Start of DATA RECORDS

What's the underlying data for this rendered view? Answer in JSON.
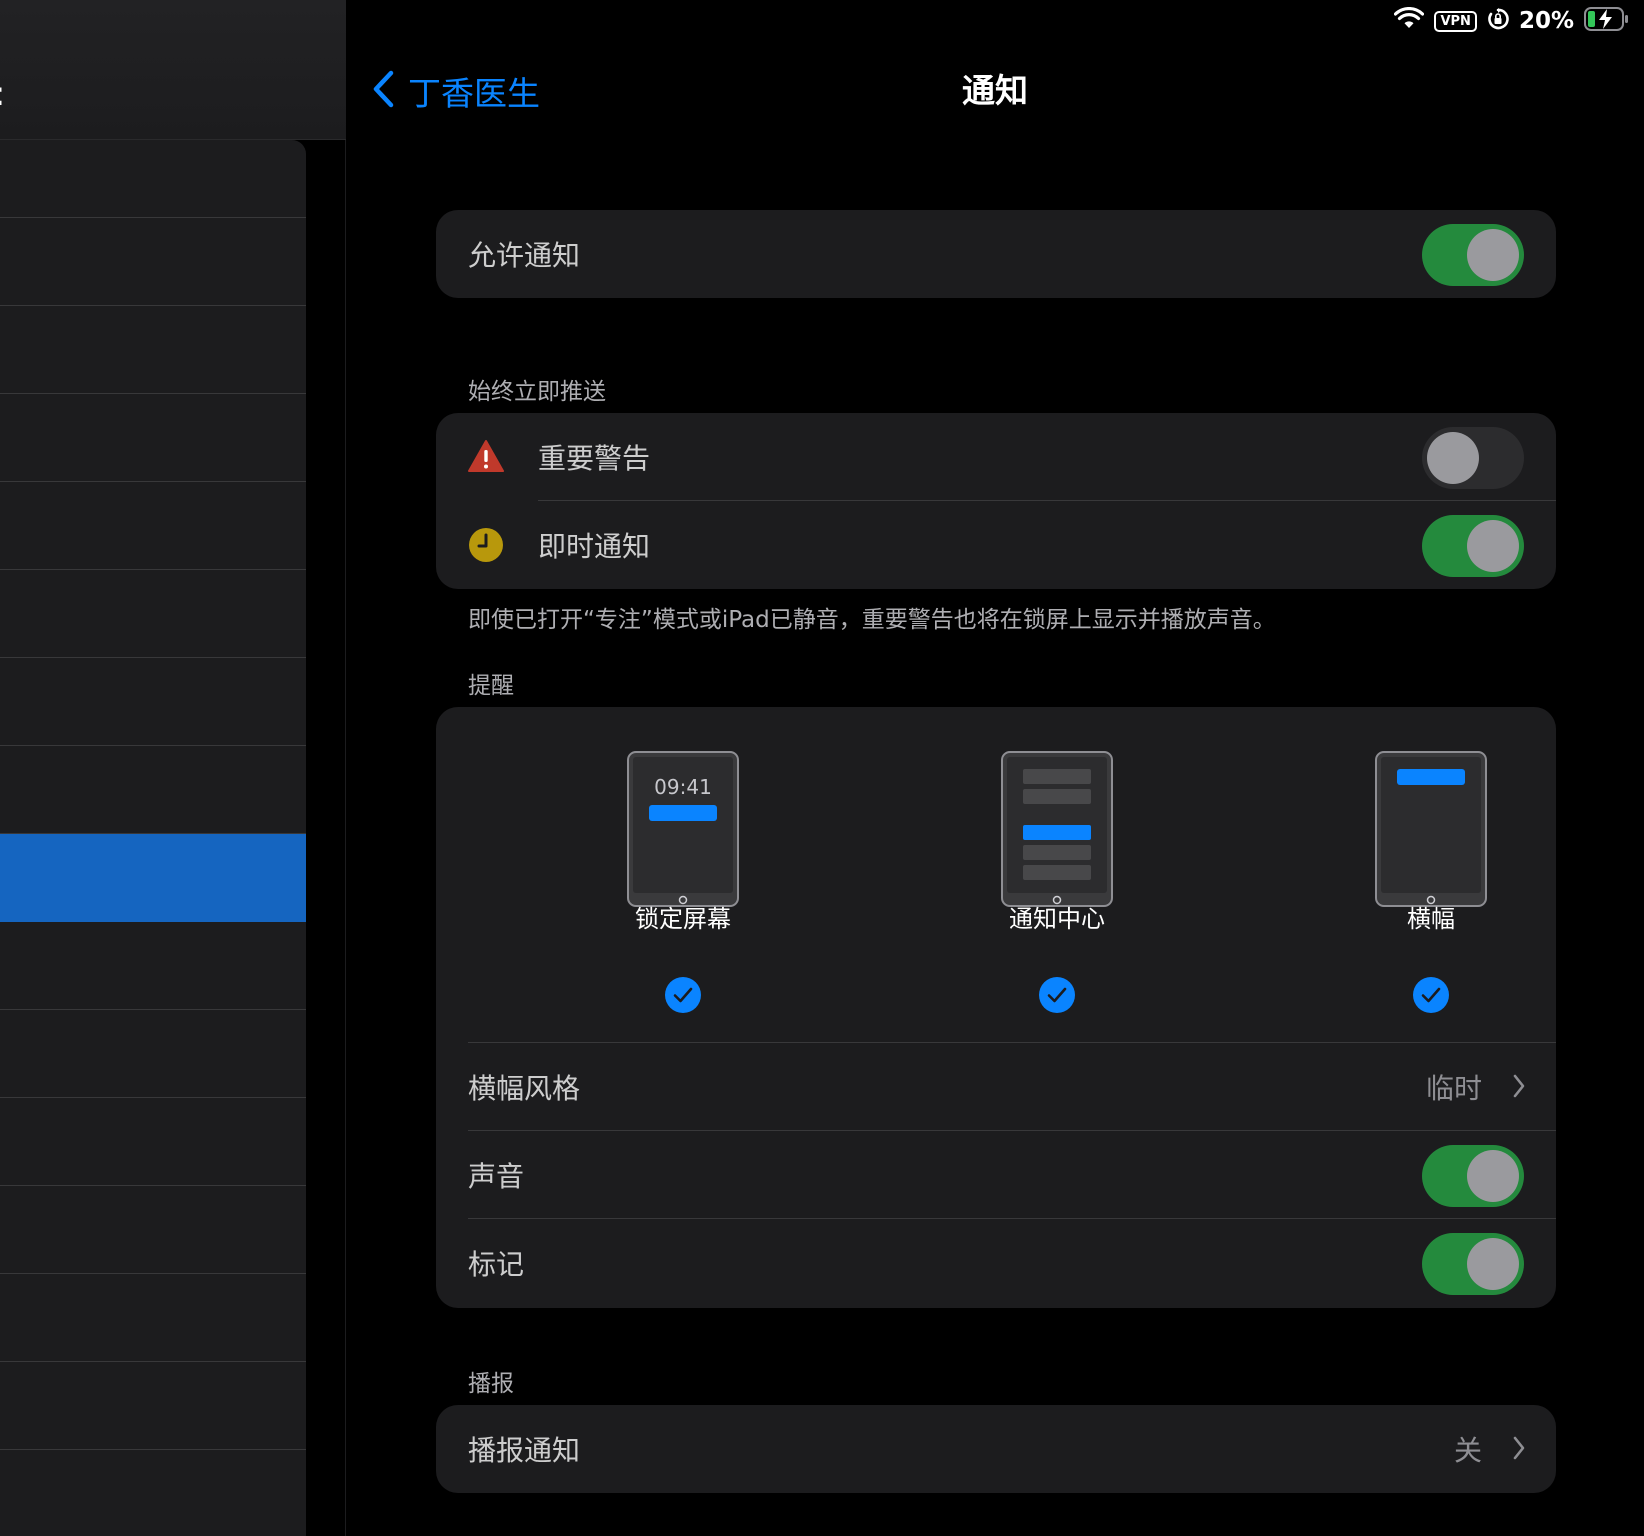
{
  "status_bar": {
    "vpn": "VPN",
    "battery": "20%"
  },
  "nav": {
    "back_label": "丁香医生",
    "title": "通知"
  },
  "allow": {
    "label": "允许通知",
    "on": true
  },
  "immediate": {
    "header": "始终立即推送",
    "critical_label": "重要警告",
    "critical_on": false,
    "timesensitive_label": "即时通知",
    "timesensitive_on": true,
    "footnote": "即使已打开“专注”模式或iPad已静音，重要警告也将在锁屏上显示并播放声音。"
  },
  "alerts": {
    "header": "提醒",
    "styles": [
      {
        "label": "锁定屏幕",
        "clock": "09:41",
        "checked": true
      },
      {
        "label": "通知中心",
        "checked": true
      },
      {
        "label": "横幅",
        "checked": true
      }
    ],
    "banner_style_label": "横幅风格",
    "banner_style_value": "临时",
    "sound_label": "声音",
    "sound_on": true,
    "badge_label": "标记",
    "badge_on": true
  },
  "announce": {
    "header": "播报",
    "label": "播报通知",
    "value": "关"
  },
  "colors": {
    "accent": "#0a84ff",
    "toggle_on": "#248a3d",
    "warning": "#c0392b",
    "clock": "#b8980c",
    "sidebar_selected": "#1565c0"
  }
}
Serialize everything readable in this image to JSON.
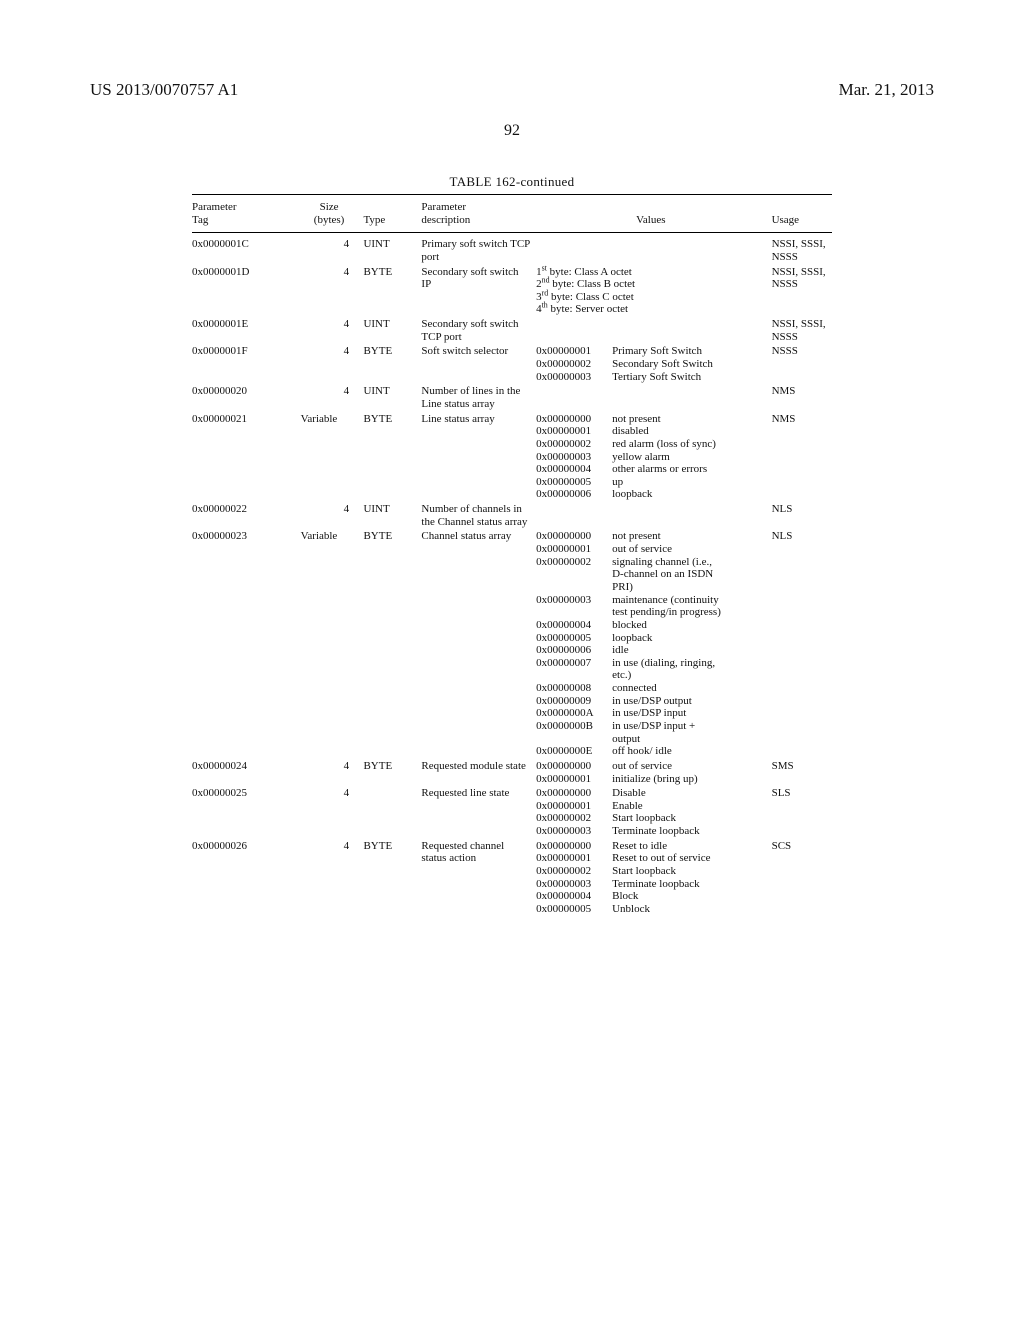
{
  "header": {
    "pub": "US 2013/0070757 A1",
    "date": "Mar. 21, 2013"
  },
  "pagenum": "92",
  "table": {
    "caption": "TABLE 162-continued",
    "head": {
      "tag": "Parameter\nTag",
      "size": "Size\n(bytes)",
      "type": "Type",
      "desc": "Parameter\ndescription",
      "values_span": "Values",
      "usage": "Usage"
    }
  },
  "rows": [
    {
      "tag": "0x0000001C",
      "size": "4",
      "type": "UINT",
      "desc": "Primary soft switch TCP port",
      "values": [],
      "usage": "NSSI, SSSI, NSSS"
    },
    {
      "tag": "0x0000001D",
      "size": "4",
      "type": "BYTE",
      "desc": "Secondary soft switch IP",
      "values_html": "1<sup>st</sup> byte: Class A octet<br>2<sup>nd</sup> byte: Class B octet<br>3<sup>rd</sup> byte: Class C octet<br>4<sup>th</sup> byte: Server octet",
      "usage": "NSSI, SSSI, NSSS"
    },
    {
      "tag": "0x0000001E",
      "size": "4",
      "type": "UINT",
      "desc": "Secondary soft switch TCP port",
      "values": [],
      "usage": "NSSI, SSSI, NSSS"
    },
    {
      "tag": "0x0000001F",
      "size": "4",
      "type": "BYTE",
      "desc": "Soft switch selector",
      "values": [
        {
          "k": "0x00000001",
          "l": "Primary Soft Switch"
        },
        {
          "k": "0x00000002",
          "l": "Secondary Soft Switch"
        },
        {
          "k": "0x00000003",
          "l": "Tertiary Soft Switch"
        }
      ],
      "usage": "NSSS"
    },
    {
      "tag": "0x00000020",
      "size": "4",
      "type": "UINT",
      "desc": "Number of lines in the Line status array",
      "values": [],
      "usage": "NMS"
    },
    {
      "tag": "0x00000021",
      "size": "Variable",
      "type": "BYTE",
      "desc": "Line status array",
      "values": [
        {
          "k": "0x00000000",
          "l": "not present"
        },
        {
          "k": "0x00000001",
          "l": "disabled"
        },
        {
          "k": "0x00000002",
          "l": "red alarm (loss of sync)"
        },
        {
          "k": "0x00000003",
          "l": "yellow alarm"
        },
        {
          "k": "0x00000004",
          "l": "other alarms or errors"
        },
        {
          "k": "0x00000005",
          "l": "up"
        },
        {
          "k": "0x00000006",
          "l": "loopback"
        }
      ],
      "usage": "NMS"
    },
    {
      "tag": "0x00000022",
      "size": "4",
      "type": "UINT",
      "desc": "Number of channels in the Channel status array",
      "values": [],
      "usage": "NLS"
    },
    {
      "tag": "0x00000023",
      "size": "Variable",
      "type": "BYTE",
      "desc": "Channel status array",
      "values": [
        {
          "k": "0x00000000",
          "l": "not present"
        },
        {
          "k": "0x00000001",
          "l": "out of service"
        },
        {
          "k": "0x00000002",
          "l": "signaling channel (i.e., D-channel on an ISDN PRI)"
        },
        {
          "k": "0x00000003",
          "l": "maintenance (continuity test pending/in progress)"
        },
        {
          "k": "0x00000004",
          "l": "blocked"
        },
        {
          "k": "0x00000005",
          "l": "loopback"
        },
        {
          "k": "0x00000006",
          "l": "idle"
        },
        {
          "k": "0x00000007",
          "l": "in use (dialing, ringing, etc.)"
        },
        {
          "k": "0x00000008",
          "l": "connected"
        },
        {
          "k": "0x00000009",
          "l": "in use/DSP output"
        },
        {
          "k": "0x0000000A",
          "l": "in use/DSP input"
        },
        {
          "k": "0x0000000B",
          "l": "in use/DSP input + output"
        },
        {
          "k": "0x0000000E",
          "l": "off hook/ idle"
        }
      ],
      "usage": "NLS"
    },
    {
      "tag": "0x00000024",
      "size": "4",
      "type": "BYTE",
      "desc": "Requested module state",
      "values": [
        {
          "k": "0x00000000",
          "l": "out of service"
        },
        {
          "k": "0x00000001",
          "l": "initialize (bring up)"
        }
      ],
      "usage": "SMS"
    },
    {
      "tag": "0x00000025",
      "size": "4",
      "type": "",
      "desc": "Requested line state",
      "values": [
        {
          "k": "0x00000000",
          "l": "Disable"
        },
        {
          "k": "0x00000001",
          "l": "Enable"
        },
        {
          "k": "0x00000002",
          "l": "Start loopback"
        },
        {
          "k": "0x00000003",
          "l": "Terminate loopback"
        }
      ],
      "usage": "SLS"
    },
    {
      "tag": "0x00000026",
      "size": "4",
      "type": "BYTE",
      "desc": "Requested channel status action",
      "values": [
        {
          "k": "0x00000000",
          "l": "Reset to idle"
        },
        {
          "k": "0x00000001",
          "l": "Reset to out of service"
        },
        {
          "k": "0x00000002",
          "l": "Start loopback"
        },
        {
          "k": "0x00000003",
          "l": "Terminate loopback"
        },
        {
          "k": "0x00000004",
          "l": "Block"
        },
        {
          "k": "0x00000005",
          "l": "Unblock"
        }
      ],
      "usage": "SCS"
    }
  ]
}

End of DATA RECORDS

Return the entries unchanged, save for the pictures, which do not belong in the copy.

What's the underlying data for this rendered view? Answer in JSON.
{
  "status_bar": {
    "vpn": "VPN",
    "battery": "20%"
  },
  "nav": {
    "back_label": "丁香医生",
    "title": "通知"
  },
  "allow": {
    "label": "允许通知",
    "on": true
  },
  "immediate": {
    "header": "始终立即推送",
    "critical_label": "重要警告",
    "critical_on": false,
    "timesensitive_label": "即时通知",
    "timesensitive_on": true,
    "footnote": "即使已打开“专注”模式或iPad已静音，重要警告也将在锁屏上显示并播放声音。"
  },
  "alerts": {
    "header": "提醒",
    "styles": [
      {
        "label": "锁定屏幕",
        "clock": "09:41",
        "checked": true
      },
      {
        "label": "通知中心",
        "checked": true
      },
      {
        "label": "横幅",
        "checked": true
      }
    ],
    "banner_style_label": "横幅风格",
    "banner_style_value": "临时",
    "sound_label": "声音",
    "sound_on": true,
    "badge_label": "标记",
    "badge_on": true
  },
  "announce": {
    "header": "播报",
    "label": "播报通知",
    "value": "关"
  },
  "colors": {
    "accent": "#0a84ff",
    "toggle_on": "#248a3d",
    "warning": "#c0392b",
    "clock": "#b8980c",
    "sidebar_selected": "#1565c0"
  }
}
Serialize everything readable in this image to JSON.
{
  "header": {
    "pub": "US 2013/0070757 A1",
    "date": "Mar. 21, 2013"
  },
  "pagenum": "92",
  "table": {
    "caption": "TABLE 162-continued",
    "head": {
      "tag": "Parameter\nTag",
      "size": "Size\n(bytes)",
      "type": "Type",
      "desc": "Parameter\ndescription",
      "values_span": "Values",
      "usage": "Usage"
    }
  },
  "rows": [
    {
      "tag": "0x0000001C",
      "size": "4",
      "type": "UINT",
      "desc": "Primary soft switch TCP port",
      "values": [],
      "usage": "NSSI, SSSI, NSSS"
    },
    {
      "tag": "0x0000001D",
      "size": "4",
      "type": "BYTE",
      "desc": "Secondary soft switch IP",
      "values_html": "1<sup>st</sup> byte: Class A octet<br>2<sup>nd</sup> byte: Class B octet<br>3<sup>rd</sup> byte: Class C octet<br>4<sup>th</sup> byte: Server octet",
      "usage": "NSSI, SSSI, NSSS"
    },
    {
      "tag": "0x0000001E",
      "size": "4",
      "type": "UINT",
      "desc": "Secondary soft switch TCP port",
      "values": [],
      "usage": "NSSI, SSSI, NSSS"
    },
    {
      "tag": "0x0000001F",
      "size": "4",
      "type": "BYTE",
      "desc": "Soft switch selector",
      "values": [
        {
          "k": "0x00000001",
          "l": "Primary Soft Switch"
        },
        {
          "k": "0x00000002",
          "l": "Secondary Soft Switch"
        },
        {
          "k": "0x00000003",
          "l": "Tertiary Soft Switch"
        }
      ],
      "usage": "NSSS"
    },
    {
      "tag": "0x00000020",
      "size": "4",
      "type": "UINT",
      "desc": "Number of lines in the Line status array",
      "values": [],
      "usage": "NMS"
    },
    {
      "tag": "0x00000021",
      "size": "Variable",
      "type": "BYTE",
      "desc": "Line status array",
      "values": [
        {
          "k": "0x00000000",
          "l": "not present"
        },
        {
          "k": "0x00000001",
          "l": "disabled"
        },
        {
          "k": "0x00000002",
          "l": "red alarm (loss of sync)"
        },
        {
          "k": "0x00000003",
          "l": "yellow alarm"
        },
        {
          "k": "0x00000004",
          "l": "other alarms or errors"
        },
        {
          "k": "0x00000005",
          "l": "up"
        },
        {
          "k": "0x00000006",
          "l": "loopback"
        }
      ],
      "usage": "NMS"
    },
    {
      "tag": "0x00000022",
      "size": "4",
      "type": "UINT",
      "desc": "Number of channels in the Channel status array",
      "values": [],
      "usage": "NLS"
    },
    {
      "tag": "0x00000023",
      "size": "Variable",
      "type": "BYTE",
      "desc": "Channel status array",
      "values": [
        {
          "k": "0x00000000",
          "l": "not present"
        },
        {
          "k": "0x00000001",
          "l": "out of service"
        },
        {
          "k": "0x00000002",
          "l": "signaling channel (i.e., D-channel on an ISDN PRI)"
        },
        {
          "k": "0x00000003",
          "l": "maintenance (continuity test pending/in progress)"
        },
        {
          "k": "0x00000004",
          "l": "blocked"
        },
        {
          "k": "0x00000005",
          "l": "loopback"
        },
        {
          "k": "0x00000006",
          "l": "idle"
        },
        {
          "k": "0x00000007",
          "l": "in use (dialing, ringing, etc.)"
        },
        {
          "k": "0x00000008",
          "l": "connected"
        },
        {
          "k": "0x00000009",
          "l": "in use/DSP output"
        },
        {
          "k": "0x0000000A",
          "l": "in use/DSP input"
        },
        {
          "k": "0x0000000B",
          "l": "in use/DSP input + output"
        },
        {
          "k": "0x0000000E",
          "l": "off hook/ idle"
        }
      ],
      "usage": "NLS"
    },
    {
      "tag": "0x00000024",
      "size": "4",
      "type": "BYTE",
      "desc": "Requested module state",
      "values": [
        {
          "k": "0x00000000",
          "l": "out of service"
        },
        {
          "k": "0x00000001",
          "l": "initialize (bring up)"
        }
      ],
      "usage": "SMS"
    },
    {
      "tag": "0x00000025",
      "size": "4",
      "type": "",
      "desc": "Requested line state",
      "values": [
        {
          "k": "0x00000000",
          "l": "Disable"
        },
        {
          "k": "0x00000001",
          "l": "Enable"
        },
        {
          "k": "0x00000002",
          "l": "Start loopback"
        },
        {
          "k": "0x00000003",
          "l": "Terminate loopback"
        }
      ],
      "usage": "SLS"
    },
    {
      "tag": "0x00000026",
      "size": "4",
      "type": "BYTE",
      "desc": "Requested channel status action",
      "values": [
        {
          "k": "0x00000000",
          "l": "Reset to idle"
        },
        {
          "k": "0x00000001",
          "l": "Reset to out of service"
        },
        {
          "k": "0x00000002",
          "l": "Start loopback"
        },
        {
          "k": "0x00000003",
          "l": "Terminate loopback"
        },
        {
          "k": "0x00000004",
          "l": "Block"
        },
        {
          "k": "0x00000005",
          "l": "Unblock"
        }
      ],
      "usage": "SCS"
    }
  ]
}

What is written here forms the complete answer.